[Excerpted records]:
● ● ● ● ●

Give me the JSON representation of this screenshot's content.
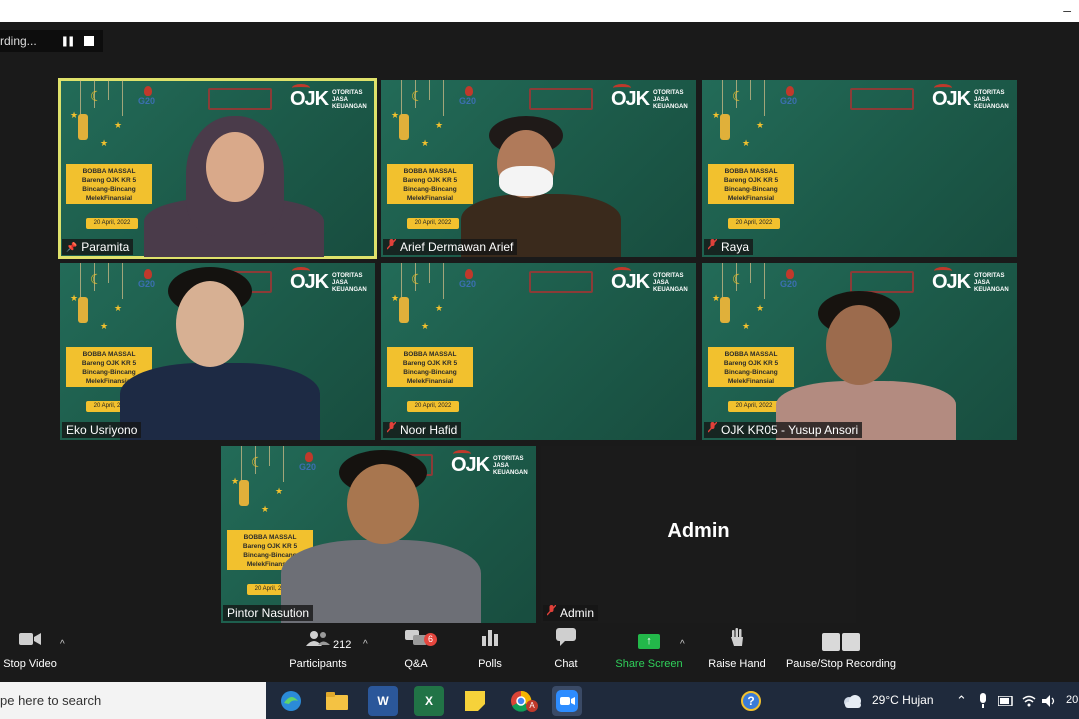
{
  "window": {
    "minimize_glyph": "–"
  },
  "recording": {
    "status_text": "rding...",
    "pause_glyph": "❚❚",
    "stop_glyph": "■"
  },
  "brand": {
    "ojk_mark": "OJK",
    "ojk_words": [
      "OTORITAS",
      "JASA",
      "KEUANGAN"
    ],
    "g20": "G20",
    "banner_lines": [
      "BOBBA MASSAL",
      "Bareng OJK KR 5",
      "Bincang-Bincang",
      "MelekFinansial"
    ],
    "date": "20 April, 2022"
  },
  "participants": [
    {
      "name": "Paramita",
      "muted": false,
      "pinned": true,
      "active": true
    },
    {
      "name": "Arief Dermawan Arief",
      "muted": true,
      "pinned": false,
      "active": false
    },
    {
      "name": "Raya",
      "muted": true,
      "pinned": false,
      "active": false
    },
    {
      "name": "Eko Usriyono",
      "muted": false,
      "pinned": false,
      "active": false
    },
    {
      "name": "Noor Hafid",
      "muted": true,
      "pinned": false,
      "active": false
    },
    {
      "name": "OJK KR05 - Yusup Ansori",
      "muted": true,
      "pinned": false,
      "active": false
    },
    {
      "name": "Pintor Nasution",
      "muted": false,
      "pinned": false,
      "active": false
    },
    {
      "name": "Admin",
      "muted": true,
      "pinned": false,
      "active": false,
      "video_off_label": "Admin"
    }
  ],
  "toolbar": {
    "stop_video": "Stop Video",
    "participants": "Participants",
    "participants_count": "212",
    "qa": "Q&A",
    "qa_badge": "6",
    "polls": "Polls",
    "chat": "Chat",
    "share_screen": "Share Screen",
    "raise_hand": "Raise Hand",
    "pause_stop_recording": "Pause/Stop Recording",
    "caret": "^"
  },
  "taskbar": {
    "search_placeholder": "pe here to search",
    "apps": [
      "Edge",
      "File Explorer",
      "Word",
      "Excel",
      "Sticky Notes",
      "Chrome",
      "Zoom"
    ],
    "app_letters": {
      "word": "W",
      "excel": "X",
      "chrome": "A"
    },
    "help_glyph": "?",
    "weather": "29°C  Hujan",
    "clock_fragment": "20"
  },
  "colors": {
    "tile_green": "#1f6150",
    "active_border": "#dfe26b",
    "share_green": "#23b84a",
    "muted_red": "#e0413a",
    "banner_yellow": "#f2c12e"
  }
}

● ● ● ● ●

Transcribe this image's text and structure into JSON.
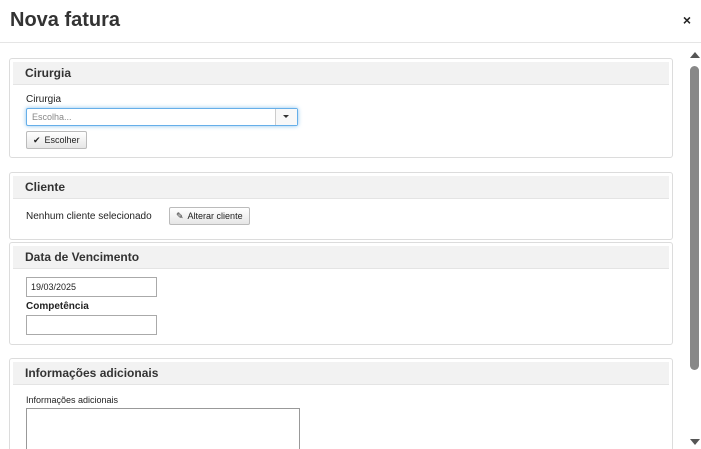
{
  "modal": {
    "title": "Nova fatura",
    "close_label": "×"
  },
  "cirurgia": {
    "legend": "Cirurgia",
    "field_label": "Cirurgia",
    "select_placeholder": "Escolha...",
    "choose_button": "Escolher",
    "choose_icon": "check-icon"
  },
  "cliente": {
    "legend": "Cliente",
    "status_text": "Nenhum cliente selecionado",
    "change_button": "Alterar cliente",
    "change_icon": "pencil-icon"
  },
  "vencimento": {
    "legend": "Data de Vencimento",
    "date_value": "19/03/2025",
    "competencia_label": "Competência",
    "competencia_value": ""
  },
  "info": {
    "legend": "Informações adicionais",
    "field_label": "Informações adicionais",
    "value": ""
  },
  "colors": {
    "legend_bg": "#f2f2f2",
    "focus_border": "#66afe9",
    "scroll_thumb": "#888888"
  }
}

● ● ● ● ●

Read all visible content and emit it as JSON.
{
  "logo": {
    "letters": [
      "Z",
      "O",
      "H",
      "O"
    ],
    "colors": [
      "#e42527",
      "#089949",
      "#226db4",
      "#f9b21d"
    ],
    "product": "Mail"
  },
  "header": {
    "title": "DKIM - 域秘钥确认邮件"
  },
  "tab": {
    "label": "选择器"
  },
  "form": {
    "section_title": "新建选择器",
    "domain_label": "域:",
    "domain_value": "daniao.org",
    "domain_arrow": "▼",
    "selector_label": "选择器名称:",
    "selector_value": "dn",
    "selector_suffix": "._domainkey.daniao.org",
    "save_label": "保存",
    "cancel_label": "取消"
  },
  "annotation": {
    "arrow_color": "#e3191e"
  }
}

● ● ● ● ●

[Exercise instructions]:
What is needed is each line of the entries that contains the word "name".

[Expected output]:
      "name": "Paramita",
      "name": "Arief Dermawan Arief",
      "name": "Raya",
      "name": "Eko Usriyono",
      "name": "Noor Hafid",
      "name": "OJK KR05 - Yusup Ansori",
      "name": "Pintor Nasution",
      "name": "Admin",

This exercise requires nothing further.